And that’s just the many-worlds multiverse. Physicists have proposed even stranger multiverses, which science writer Tom Siegfried describes in his book The Number of the Heavens. String theory, which posits that all the forces of nature stem from stringy thingies wriggling in nine or more dimensions, implies that our cosmos is just a hillock in a sprawling “landscape” of universes, some with radically different laws and dimensions than ours. Chaotic inflation, a supercharged version of the big bang theory, suggests that our universe is a minuscule bubble in a boundless, frothy sea.
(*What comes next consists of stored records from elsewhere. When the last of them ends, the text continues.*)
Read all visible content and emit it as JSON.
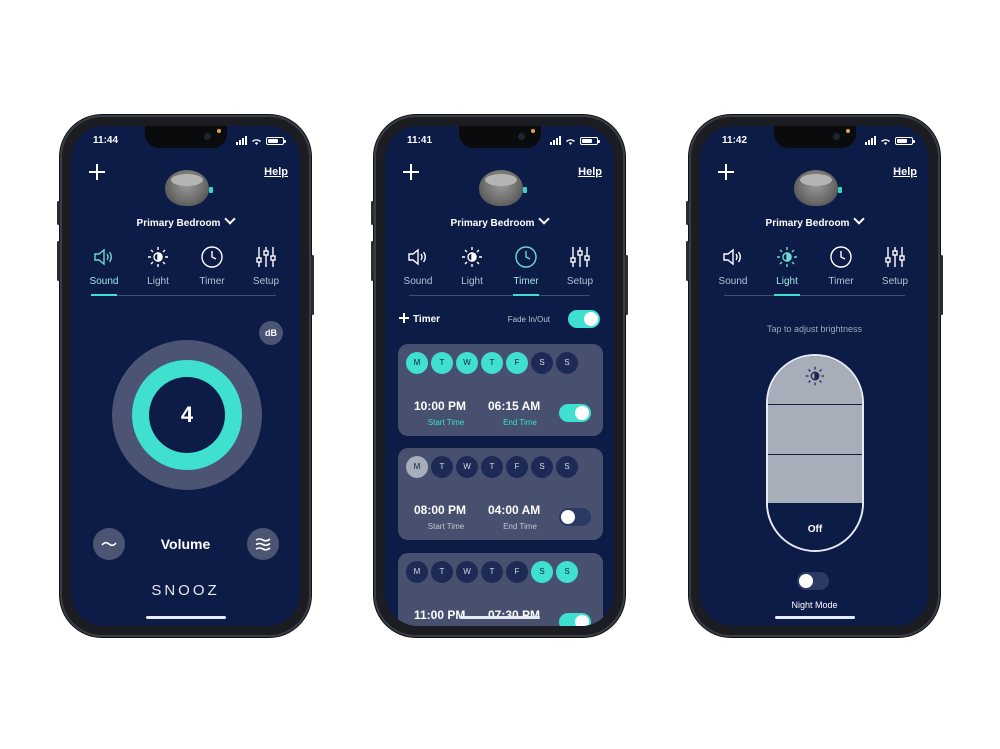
{
  "common": {
    "room": "Primary Bedroom",
    "help": "Help",
    "tabs": [
      "Sound",
      "Light",
      "Timer",
      "Setup"
    ]
  },
  "phones": [
    {
      "time": "11:44",
      "active_tab": "Sound"
    },
    {
      "time": "11:41",
      "active_tab": "Timer"
    },
    {
      "time": "11:42",
      "active_tab": "Light"
    }
  ],
  "sound": {
    "db_label": "dB",
    "volume_value": "4",
    "volume_label": "Volume",
    "logo": "SNOOZ"
  },
  "timer": {
    "add_label": "Timer",
    "fade_label": "Fade In/Out",
    "fade_on": true,
    "day_letters": [
      "M",
      "T",
      "W",
      "T",
      "F",
      "S",
      "S"
    ],
    "schedules": [
      {
        "selected": [
          0,
          1,
          2,
          3,
          4
        ],
        "start": "10:00 PM",
        "end": "06:15 AM",
        "start_label": "Start Time",
        "end_label": "End Time",
        "enabled": true
      },
      {
        "selected": [
          0
        ],
        "start": "08:00 PM",
        "end": "04:00 AM",
        "start_label": "Start Time",
        "end_label": "End Time",
        "enabled": false
      },
      {
        "selected": [
          5,
          6
        ],
        "start": "11:00 PM",
        "end": "07:30 PM",
        "enabled": true
      }
    ]
  },
  "light": {
    "hint": "Tap to adjust brightness",
    "off_label": "Off",
    "night_mode_label": "Night Mode",
    "night_mode_on": false
  },
  "colors": {
    "background": "#0d1b47",
    "accent": "#3fe0d0",
    "card": "#47506f"
  }
}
In addition to describing these and other multiverses, Siegfried provides a history of the idea of other worlds, which goes back to the ancient Greeks. (Is there anything they didn’t think of first?) Acknowledging that “nobody can say for sure” whether other universes exist, Siegfried professes neutrality on their existence. But he goes on to construct an almost comically partisan defense of the multiverse, declaring that “it makes much more sense for a multiverse to exist than not."
Science is ill-served when prominent thinkers tout ideas that can never be tested and hence are, sorry, unscientific.
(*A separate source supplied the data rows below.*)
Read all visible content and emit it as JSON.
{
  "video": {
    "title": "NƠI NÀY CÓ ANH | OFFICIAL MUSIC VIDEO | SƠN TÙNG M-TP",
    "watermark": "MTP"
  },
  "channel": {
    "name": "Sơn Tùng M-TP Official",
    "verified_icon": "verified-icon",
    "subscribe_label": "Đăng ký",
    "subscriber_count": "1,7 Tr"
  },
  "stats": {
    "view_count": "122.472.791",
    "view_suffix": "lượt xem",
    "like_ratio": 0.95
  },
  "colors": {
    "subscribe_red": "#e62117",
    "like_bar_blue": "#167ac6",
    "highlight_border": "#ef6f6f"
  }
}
Siegfried blames historical resistance to the concept of other worlds on Aristotle, who “argued with Vulcan-like assuredness” that earth is the only world. Because Aristotle was wrong about that, Siegfried seems to suggest, maybe modern multiverse skeptics are wrong too. After all, the known universe has expanded enormously since Aristotle’s era. We learned only a century ago that the Milky Way is just one of many galaxies.
The logical next step, Siegfried contends, would be for us to discover that our entire cosmos is one of many. Rebutting skeptics who call multiverse theories “unscientific” because they are untestable, Siegfried retorts that the skeptics are unscientific, because they are “pre-supposing a definition of science that rules out multiverses to begin with.” He calls skeptics “deniers”—a term usually linked to doubts about real things, like vaccines, climate change and the Holocaust. I am not a multiverse denier, any more than I am a God denier. Science cannot resolve the existence of either God or the multiverse, making agnosticism the only sensible position. I see some value in multiverse theories. Particularly when presented by a writer as gifted as Sean Carroll, they goad our imaginations and give us intimations of infinity. They make us feel really, really small—in a good way.
But I’m less entertained by multiverse theories than I once was, for a couple of reasons. First, science is in a slump, for reasons both internal and external. Science is ill-served when prominent thinkers tout ideas that can never be tested and hence are, sorry, unscientific. Moreover, at a time when our world, the real world, faces serious problems, dwelling on multiverses strikes me as escapism—akin to billionaires fantasizing about colonizing Mars. Shouldn’t scientists do something more productive with their time?
Maybe in another universe Carroll and Siegfried have convinced me to take multiverses seriously, but I doubt it.
This article appeared originally in the The Scientific American journal, reproduced here with permission of the author.
Join the conversation